= Work instructions =
All the data that follows should be repeated exactly, without a single picture.

= Entries shown =
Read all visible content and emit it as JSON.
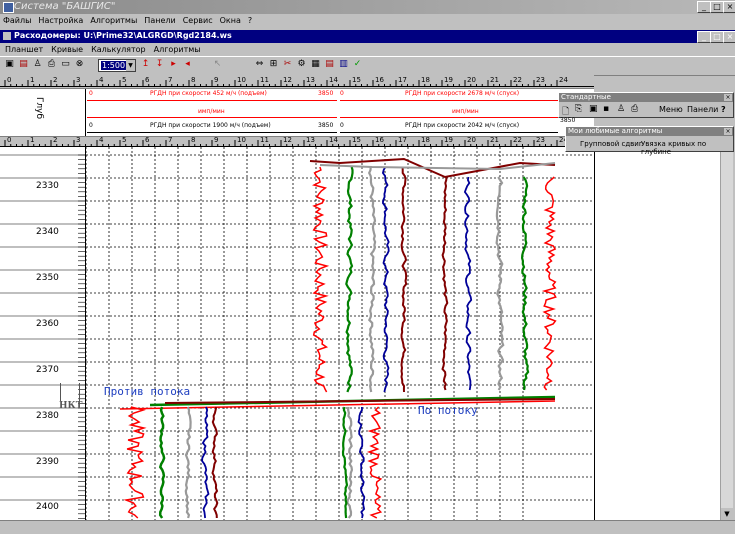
{
  "app": {
    "title": "Система \"БАШГИС\""
  },
  "menu": [
    "Файлы",
    "Настройка",
    "Алгоритмы",
    "Панели",
    "Сервис",
    "Окна",
    "?"
  ],
  "child_window": {
    "title": "Расходомеры: U:\\Prime32\\ALGRGD\\Rgd2184.ws"
  },
  "child_menu": [
    "Планшет",
    "Кривые",
    "Калькулятор",
    "Алгоритмы"
  ],
  "toolbar": {
    "scale_value": "1:500"
  },
  "ruler_ticks": [
    "0",
    "1",
    "2",
    "3",
    "4",
    "5",
    "6",
    "7",
    "8",
    "9",
    "10",
    "11",
    "12",
    "13",
    "14",
    "15",
    "16",
    "17",
    "18",
    "19",
    "20",
    "21",
    "22",
    "23",
    "24"
  ],
  "header": {
    "depth_label": "Глуб",
    "curves": [
      {
        "left_value": "0",
        "name": "РГДН при скорости 452 м/ч (подъем)",
        "right_value": "3850",
        "color": "#ff0000"
      },
      {
        "left_value": "0",
        "name": "РГДН при скорости 2678 м/ч (спуск)",
        "right_value": "",
        "color": "#ff0000"
      },
      {
        "left_value": "",
        "name": "имп/мин",
        "right_value": "",
        "color": "#ff0000"
      },
      {
        "left_value": "",
        "name": "имп/мин",
        "right_value": "",
        "color": "#ff0000"
      },
      {
        "left_value": "0",
        "name": "РГДН при скорости 1900 м/ч (подъем)",
        "right_value": "3850",
        "color": "#000000"
      },
      {
        "left_value": "0",
        "name": "РГДН при скорости 2042 м/ч (спуск)",
        "right_value": "",
        "color": "#000000"
      }
    ]
  },
  "depths": [
    "2330",
    "2340",
    "2350",
    "2360",
    "2370",
    "2380",
    "2390",
    "2400"
  ],
  "annotations": {
    "upstream": "Против потока",
    "downstream": "По потоку",
    "nkt": "НКТ"
  },
  "panel_standard": {
    "title": "Стандартные",
    "items": [
      "Меню",
      "Панели",
      "?"
    ],
    "value": "3850"
  },
  "panel_favorites": {
    "title": "Мои любимые алгоритмы",
    "items": [
      "Групповой сдвиг",
      "Увязка кривых по глубине"
    ]
  },
  "colors": {
    "red": "#ff0000",
    "green": "#008000",
    "gray": "#999999",
    "blue": "#000099",
    "maroon": "#800000"
  }
}
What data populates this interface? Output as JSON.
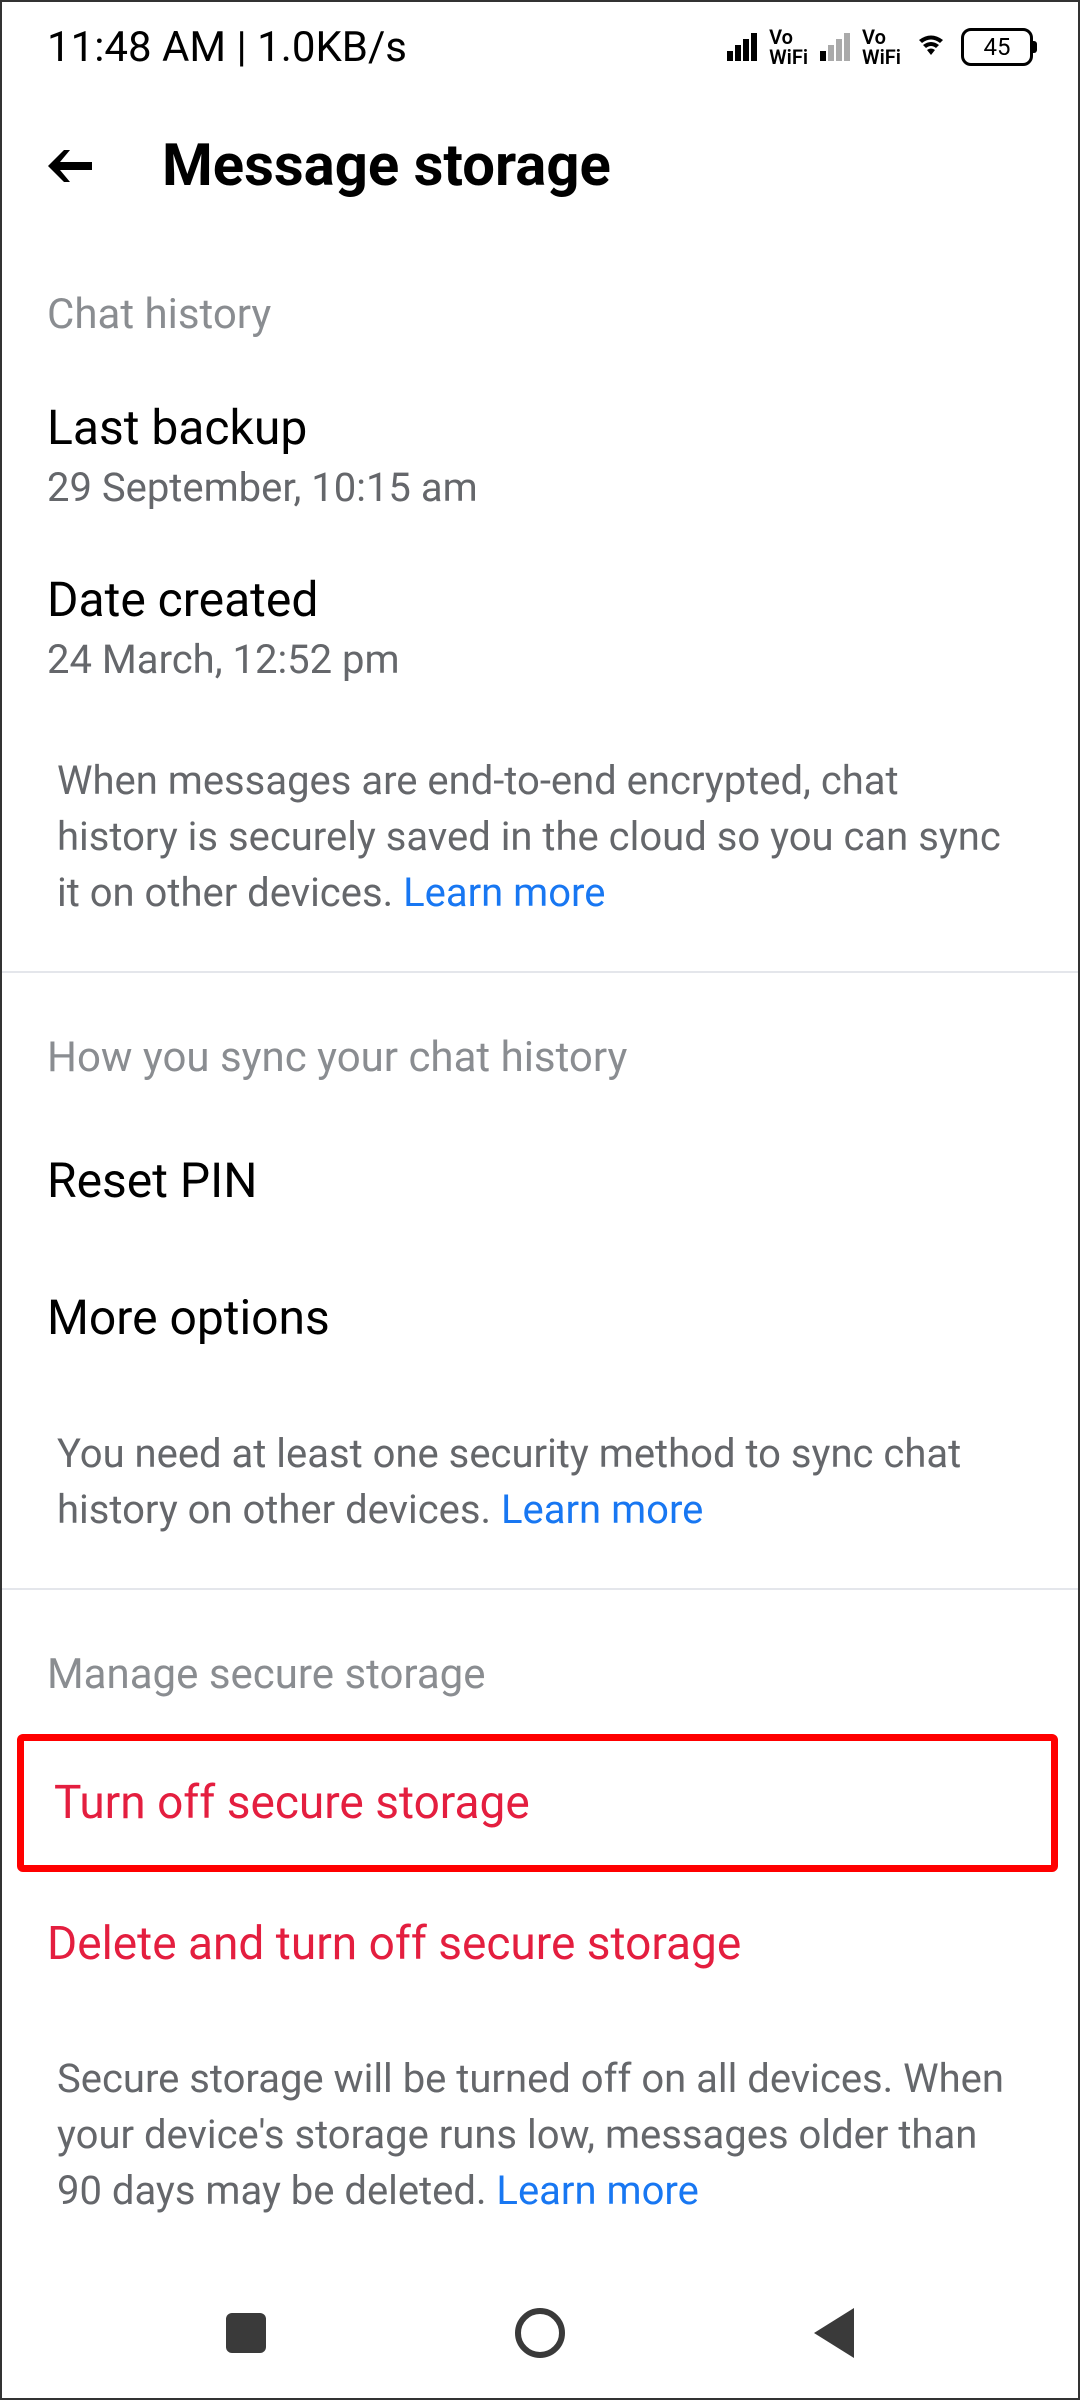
{
  "status": {
    "time": "11:48 AM",
    "speed": "1.0KB/s",
    "vowifi": "Vo",
    "vowifi2": "WiFi",
    "battery": "45"
  },
  "header": {
    "title": "Message storage"
  },
  "sections": {
    "chat_history": {
      "title": "Chat history",
      "last_backup": {
        "label": "Last backup",
        "value": "29 September, 10:15 am"
      },
      "date_created": {
        "label": "Date created",
        "value": "24 March, 12:52 pm"
      },
      "info": "When messages are end-to-end encrypted, chat history is securely saved in the cloud so you can sync it on other devices. ",
      "learn_more": "Learn more"
    },
    "sync": {
      "title": "How you sync your chat history",
      "reset_pin": "Reset PIN",
      "more_options": "More options",
      "info": "You need at least one security method to sync chat history on other devices. ",
      "learn_more": "Learn more"
    },
    "manage": {
      "title": "Manage secure storage",
      "turn_off": "Turn off secure storage",
      "delete_turn_off": "Delete and turn off secure storage",
      "info": "Secure storage will be turned off on all devices. When your device's storage runs low, messages older than 90 days may be deleted. ",
      "learn_more": "Learn more"
    }
  }
}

= Task output =
Read all visible content and emit it as JSON.
{
  "app": {
    "title": "Система \"БАШГИС\""
  },
  "menu": [
    "Файлы",
    "Настройка",
    "Алгоритмы",
    "Панели",
    "Сервис",
    "Окна",
    "?"
  ],
  "child_window": {
    "title": "Расходомеры: U:\\Prime32\\ALGRGD\\Rgd2184.ws"
  },
  "child_menu": [
    "Планшет",
    "Кривые",
    "Калькулятор",
    "Алгоритмы"
  ],
  "toolbar": {
    "scale_value": "1:500"
  },
  "ruler_ticks": [
    "0",
    "1",
    "2",
    "3",
    "4",
    "5",
    "6",
    "7",
    "8",
    "9",
    "10",
    "11",
    "12",
    "13",
    "14",
    "15",
    "16",
    "17",
    "18",
    "19",
    "20",
    "21",
    "22",
    "23",
    "24"
  ],
  "header": {
    "depth_label": "Глуб",
    "curves": [
      {
        "left_value": "0",
        "name": "РГДН при скорости 452 м/ч (подъем)",
        "right_value": "3850",
        "color": "#ff0000"
      },
      {
        "left_value": "0",
        "name": "РГДН при скорости 2678 м/ч (спуск)",
        "right_value": "",
        "color": "#ff0000"
      },
      {
        "left_value": "",
        "name": "имп/мин",
        "right_value": "",
        "color": "#ff0000"
      },
      {
        "left_value": "",
        "name": "имп/мин",
        "right_value": "",
        "color": "#ff0000"
      },
      {
        "left_value": "0",
        "name": "РГДН при скорости 1900 м/ч (подъем)",
        "right_value": "3850",
        "color": "#000000"
      },
      {
        "left_value": "0",
        "name": "РГДН при скорости 2042 м/ч (спуск)",
        "right_value": "",
        "color": "#000000"
      }
    ]
  },
  "depths": [
    "2330",
    "2340",
    "2350",
    "2360",
    "2370",
    "2380",
    "2390",
    "2400"
  ],
  "annotations": {
    "upstream": "Против потока",
    "downstream": "По потоку",
    "nkt": "НКТ"
  },
  "panel_standard": {
    "title": "Стандартные",
    "items": [
      "Меню",
      "Панели",
      "?"
    ],
    "value": "3850"
  },
  "panel_favorites": {
    "title": "Мои любимые алгоритмы",
    "items": [
      "Групповой сдвиг",
      "Увязка кривых по глубине"
    ]
  },
  "colors": {
    "red": "#ff0000",
    "green": "#008000",
    "gray": "#999999",
    "blue": "#000099",
    "maroon": "#800000"
  }
}
What data populates this interface? Output as JSON.
{
  "status": {
    "time": "11:48 AM",
    "speed": "1.0KB/s",
    "vowifi": "Vo",
    "vowifi2": "WiFi",
    "battery": "45"
  },
  "header": {
    "title": "Message storage"
  },
  "sections": {
    "chat_history": {
      "title": "Chat history",
      "last_backup": {
        "label": "Last backup",
        "value": "29 September, 10:15 am"
      },
      "date_created": {
        "label": "Date created",
        "value": "24 March, 12:52 pm"
      },
      "info": "When messages are end-to-end encrypted, chat history is securely saved in the cloud so you can sync it on other devices. ",
      "learn_more": "Learn more"
    },
    "sync": {
      "title": "How you sync your chat history",
      "reset_pin": "Reset PIN",
      "more_options": "More options",
      "info": "You need at least one security method to sync chat history on other devices. ",
      "learn_more": "Learn more"
    },
    "manage": {
      "title": "Manage secure storage",
      "turn_off": "Turn off secure storage",
      "delete_turn_off": "Delete and turn off secure storage",
      "info": "Secure storage will be turned off on all devices. When your device's storage runs low, messages older than 90 days may be deleted. ",
      "learn_more": "Learn more"
    }
  }
}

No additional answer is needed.